November is not ideal for wild food foraging where I live in Colorado’s high country, aside from pine needles for tea and flavoring or willow bark to sooth the ever-present, new-job-related headache from which I suffer.
You’ll understand why I’m so excited, then, that—after hightailing it from work to Denver for Thanksgiving and driving home to Summit County the next day only to discover I left my computer behind and had to go back to the fiancé’s parents’ house for it—I had opportunity to visit and forage food with my dear friend Butter, and wound up going home with sacks of wild stuff to eat.
These are plants you might be able to spot, right now—and, upon absolute positive identification (of course), get busy with in the kitchen yourself:
Evening primrose seeds
Evening primrose seeds are a good choice if you are interested in collecting and using wild seeds, as are amaranth (Amaranthus spp.), goosefoot (Chenopodium spp.), and dock seeds (Rumex spp.) at this time of year. For culinary ideas, check out B’s wild seed recipe share.
Evening primrose seeds (Oenothera sp.) are apparently quite nutritious. I’ve eaten the roots of spring plants (and by the way, fall is root season too) chopped fine and prepared like horseradish, but I don’t have much experience with the seeds, so this should be fun.
Fresh Dock Leaves
Yes, dock. My love of loves. Most of what you see right now are dry, seed-bearing, rust-colored stalks, some barren of leaves. But in sheltered locales, at least around 5,000 and 6,000 feet, follow the rusty stalk to its base and you might just discover some young, green leaves in the midst of their slimy unfurling.
I’m already halfway through the batch we foraged. I cut the young leaves into thin strips and threw them into my turkey soup—made from a repurposed carcass rescued from the holiday gathering. Free, delicious, nutritious food—there’s nothing better.
The rosehips (Rosa spp.) are shriveling on their stalks already, which means they are at their best, good whole for tea or cooking down (and straining out the seeds) to use as a sauce base or jam. At this stage, their pulpy coats are orange-ish paste. I found some on my nose upon return to the house. I also found dock seeds in my underpants. To quote a reality TV show participant of my acquaintance: “Foraging is an extreme sport.”
Also uncommonly referred to as “stinky sock berries,” the highbush cranberries (Viburnum opulus) we gathered are the plump, red, shiny, abundant-fruiting, and consummately icky berries that Butter says smell like stinky socks and should be cooked outside for that reason. If your mouth is now watering, she has some information and cooking ideas here.
I gathered a few cups in a matter of minutes, and later choked a few down on my drive home. I look forward to making various versions of highly-sugared, cranberry-like sauce experiments with them, as these are another first for me. The berries have a characteristic flat seed inside, but identification by the leaf shape is also important. Fortunately for me, these trees came pre-scouted and I had but to second the ID.

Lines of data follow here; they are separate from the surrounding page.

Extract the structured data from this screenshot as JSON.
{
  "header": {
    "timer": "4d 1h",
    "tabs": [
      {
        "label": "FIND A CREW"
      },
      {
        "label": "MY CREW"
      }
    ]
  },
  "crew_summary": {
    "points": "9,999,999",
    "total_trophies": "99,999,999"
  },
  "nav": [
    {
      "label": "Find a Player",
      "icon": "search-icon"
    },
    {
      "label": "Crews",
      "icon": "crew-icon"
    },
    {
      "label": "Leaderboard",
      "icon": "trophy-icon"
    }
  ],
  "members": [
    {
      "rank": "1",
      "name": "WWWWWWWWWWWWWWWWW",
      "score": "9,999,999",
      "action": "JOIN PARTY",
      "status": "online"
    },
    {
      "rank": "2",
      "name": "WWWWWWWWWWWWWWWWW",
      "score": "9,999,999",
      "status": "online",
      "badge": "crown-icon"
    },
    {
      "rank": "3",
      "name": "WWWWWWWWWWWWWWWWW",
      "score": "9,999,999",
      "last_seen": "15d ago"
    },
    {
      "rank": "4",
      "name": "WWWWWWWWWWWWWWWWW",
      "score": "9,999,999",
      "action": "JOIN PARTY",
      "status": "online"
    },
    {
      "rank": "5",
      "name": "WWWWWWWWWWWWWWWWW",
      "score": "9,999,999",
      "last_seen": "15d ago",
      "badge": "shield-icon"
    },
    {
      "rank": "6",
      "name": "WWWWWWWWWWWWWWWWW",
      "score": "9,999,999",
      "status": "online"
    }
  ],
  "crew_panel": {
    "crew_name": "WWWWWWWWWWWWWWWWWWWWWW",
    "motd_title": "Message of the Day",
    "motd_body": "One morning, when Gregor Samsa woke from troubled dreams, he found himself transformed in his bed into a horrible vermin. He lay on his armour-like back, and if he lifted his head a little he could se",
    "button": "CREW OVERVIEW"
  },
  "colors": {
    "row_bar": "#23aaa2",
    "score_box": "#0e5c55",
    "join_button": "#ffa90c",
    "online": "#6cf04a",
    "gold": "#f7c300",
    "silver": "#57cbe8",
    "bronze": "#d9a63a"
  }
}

On eating a berry, Gregg surprised me with a positive review and this comment: “It has the taste of fall, similar to that smell of rotting foliage that I love.” This morning, however, he said my stinky berries were leaking and fouling up the refrigerator. Oops.
Prickly pear fruit
I need a wild edible assistant to remove some glochids for me and after that I’ll be golden, I mean purple, with the fruit of wild tunas upon my fingertips and in my mouth. The prickly pears—aka tunas (Opuntia sp.)—we found yesterday, perched at the ends of wilted prickly pear pads lying horizontal in the dry earth, have nothing on the prickly pears of California, but I am tickled to the point of prancing on having taken a small bag of them home from the Front Range.
Stand by for the exciting experiments; or, if you’re too eager to wait, check out B’s prickly pear recipe compilation from the month of September.
Okay so that about does it; I have some wild food eating and preparation to do. If you get inspired to do something with any of these ingredients, drop a line and we can be wild food nerds together.